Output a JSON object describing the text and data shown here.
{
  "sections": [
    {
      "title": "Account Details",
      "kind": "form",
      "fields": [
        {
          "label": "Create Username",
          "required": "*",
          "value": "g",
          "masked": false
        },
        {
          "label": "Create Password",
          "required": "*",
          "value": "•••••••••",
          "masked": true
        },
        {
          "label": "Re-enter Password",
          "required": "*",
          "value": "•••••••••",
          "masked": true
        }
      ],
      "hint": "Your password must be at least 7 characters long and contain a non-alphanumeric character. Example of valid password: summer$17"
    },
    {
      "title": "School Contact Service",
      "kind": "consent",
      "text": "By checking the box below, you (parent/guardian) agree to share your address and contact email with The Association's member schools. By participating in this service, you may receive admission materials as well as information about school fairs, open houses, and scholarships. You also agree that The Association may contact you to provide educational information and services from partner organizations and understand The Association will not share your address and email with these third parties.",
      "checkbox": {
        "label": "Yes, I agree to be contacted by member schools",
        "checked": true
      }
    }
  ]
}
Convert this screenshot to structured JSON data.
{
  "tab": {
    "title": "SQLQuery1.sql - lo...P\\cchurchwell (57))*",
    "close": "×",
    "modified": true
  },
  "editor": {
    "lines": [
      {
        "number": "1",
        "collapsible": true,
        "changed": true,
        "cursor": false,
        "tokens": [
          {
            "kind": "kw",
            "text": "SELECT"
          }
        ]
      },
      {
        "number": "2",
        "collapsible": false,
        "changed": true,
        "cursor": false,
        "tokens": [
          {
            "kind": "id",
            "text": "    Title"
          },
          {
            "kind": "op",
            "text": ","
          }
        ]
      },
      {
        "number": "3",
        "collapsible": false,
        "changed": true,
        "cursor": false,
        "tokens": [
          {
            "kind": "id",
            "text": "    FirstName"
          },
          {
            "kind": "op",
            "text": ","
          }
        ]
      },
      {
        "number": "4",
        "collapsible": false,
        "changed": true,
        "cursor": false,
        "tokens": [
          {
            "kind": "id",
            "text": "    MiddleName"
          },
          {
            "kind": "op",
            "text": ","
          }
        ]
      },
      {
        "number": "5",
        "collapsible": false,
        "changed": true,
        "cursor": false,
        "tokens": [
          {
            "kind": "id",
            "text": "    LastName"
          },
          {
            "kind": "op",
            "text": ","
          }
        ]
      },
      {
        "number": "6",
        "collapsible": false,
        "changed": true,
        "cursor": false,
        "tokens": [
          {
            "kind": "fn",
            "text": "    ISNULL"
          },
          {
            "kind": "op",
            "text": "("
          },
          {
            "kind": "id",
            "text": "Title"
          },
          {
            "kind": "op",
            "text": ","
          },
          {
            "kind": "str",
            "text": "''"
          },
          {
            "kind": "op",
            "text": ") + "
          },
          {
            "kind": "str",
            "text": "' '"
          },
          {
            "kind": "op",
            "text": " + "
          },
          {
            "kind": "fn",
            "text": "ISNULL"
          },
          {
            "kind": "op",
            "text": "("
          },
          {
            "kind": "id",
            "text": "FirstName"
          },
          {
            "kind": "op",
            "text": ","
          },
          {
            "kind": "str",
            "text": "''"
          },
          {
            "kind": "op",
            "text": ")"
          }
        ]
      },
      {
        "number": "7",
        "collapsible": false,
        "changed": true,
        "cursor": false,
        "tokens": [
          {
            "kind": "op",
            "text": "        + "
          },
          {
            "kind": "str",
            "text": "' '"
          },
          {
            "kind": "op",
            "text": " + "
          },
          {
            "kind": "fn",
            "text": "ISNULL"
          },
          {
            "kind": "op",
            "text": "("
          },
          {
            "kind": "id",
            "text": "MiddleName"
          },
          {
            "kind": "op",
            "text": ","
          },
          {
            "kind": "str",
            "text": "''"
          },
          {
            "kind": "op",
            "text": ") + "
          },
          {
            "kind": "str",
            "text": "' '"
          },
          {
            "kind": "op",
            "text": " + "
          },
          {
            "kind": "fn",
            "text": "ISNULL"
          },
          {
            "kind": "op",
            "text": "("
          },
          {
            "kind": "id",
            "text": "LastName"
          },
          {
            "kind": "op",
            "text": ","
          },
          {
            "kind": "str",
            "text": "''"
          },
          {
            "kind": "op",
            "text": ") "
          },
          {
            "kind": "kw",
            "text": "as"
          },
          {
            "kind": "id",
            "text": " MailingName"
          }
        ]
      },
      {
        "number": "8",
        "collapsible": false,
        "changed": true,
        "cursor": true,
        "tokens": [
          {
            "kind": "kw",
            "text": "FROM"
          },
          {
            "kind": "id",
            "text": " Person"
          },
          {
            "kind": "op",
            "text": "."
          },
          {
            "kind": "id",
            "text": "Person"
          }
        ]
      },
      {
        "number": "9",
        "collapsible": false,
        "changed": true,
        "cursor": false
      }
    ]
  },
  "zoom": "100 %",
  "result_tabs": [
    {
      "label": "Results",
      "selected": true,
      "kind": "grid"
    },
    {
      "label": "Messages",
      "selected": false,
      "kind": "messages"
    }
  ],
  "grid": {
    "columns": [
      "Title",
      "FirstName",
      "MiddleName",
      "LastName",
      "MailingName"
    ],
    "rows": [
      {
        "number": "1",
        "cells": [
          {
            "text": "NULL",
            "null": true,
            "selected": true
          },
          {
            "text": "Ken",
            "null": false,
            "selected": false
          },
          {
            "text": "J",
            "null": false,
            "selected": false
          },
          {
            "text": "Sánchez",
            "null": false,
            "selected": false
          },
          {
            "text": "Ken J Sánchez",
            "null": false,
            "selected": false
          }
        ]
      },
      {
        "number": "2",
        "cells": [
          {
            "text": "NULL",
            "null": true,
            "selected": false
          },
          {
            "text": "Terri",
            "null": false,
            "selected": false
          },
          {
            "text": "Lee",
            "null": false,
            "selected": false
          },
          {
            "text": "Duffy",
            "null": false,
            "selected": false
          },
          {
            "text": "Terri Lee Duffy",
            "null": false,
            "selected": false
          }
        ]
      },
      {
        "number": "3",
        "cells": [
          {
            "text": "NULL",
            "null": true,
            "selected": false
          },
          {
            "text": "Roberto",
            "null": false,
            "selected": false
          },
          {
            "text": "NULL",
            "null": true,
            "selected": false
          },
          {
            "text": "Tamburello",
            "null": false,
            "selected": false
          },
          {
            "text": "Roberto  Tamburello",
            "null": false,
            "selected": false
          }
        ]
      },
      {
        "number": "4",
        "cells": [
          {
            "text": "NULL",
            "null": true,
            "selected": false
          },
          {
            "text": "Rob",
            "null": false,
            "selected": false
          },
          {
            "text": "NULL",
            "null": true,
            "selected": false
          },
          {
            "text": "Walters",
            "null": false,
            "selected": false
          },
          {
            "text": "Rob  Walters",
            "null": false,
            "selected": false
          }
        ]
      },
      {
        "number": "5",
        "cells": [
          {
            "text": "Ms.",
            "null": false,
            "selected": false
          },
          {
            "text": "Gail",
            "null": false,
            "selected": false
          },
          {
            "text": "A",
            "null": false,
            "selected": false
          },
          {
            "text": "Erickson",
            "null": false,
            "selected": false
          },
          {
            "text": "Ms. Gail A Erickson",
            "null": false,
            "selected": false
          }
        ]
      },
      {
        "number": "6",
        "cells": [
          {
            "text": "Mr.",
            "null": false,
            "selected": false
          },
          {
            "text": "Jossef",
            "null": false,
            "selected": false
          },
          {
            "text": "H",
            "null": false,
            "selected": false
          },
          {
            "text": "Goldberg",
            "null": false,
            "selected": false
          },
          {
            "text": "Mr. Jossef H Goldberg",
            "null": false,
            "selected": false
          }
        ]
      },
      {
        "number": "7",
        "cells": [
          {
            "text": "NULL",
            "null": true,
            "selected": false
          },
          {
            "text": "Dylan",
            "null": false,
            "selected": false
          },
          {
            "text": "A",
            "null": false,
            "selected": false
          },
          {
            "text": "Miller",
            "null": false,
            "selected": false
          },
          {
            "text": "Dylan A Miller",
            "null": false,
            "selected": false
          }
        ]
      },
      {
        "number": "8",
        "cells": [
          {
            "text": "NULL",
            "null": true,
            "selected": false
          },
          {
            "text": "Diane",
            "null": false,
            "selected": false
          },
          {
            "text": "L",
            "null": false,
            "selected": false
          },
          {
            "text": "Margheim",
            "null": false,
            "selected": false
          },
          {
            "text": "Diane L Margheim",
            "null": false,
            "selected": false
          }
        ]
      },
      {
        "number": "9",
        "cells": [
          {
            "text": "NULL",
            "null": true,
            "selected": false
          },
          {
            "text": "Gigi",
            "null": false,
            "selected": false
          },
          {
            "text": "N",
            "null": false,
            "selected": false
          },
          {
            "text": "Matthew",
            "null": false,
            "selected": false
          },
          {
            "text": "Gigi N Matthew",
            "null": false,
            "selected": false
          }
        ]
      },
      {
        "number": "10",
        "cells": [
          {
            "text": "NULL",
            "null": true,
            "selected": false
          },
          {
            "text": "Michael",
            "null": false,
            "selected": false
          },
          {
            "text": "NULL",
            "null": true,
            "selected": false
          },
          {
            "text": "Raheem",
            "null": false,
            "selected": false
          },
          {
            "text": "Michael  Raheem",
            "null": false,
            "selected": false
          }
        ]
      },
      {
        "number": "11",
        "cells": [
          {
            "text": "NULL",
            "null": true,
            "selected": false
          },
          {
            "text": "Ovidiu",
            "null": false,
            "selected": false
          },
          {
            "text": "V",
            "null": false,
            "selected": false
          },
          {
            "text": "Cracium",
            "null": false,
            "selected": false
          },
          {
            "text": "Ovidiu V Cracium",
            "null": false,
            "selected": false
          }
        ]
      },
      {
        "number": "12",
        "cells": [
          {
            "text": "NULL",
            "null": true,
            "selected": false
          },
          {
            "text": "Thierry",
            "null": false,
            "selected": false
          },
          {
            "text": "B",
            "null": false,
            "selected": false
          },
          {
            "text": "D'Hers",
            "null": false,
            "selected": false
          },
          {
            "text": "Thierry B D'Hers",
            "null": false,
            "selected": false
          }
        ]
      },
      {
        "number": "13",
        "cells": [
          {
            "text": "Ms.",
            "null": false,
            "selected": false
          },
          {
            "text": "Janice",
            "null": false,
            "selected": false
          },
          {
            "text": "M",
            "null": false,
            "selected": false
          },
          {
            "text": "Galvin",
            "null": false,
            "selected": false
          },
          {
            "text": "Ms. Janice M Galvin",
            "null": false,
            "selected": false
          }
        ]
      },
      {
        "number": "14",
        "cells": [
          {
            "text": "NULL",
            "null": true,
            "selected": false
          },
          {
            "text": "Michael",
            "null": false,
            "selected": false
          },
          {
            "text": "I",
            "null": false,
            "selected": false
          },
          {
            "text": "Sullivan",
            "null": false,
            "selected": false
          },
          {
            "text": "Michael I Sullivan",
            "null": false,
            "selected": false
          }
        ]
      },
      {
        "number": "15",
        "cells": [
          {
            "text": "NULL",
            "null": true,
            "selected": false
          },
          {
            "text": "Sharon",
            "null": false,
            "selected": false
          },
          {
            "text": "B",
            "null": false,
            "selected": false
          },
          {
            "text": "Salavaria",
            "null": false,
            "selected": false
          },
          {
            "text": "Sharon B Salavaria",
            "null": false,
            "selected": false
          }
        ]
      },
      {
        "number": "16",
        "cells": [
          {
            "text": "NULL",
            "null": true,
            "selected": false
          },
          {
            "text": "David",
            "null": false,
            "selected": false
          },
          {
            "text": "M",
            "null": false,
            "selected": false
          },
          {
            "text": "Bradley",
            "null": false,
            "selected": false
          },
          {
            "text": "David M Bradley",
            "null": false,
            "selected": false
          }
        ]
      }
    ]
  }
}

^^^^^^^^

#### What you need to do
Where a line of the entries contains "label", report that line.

#### Solution to this problem
          "label": "Create Username",
          "label": "Create Password",
          "label": "Re-enter Password",
        "label": "Yes, I agree to be contacted by member schools",
      "label": "Results",
      "label": "Messages",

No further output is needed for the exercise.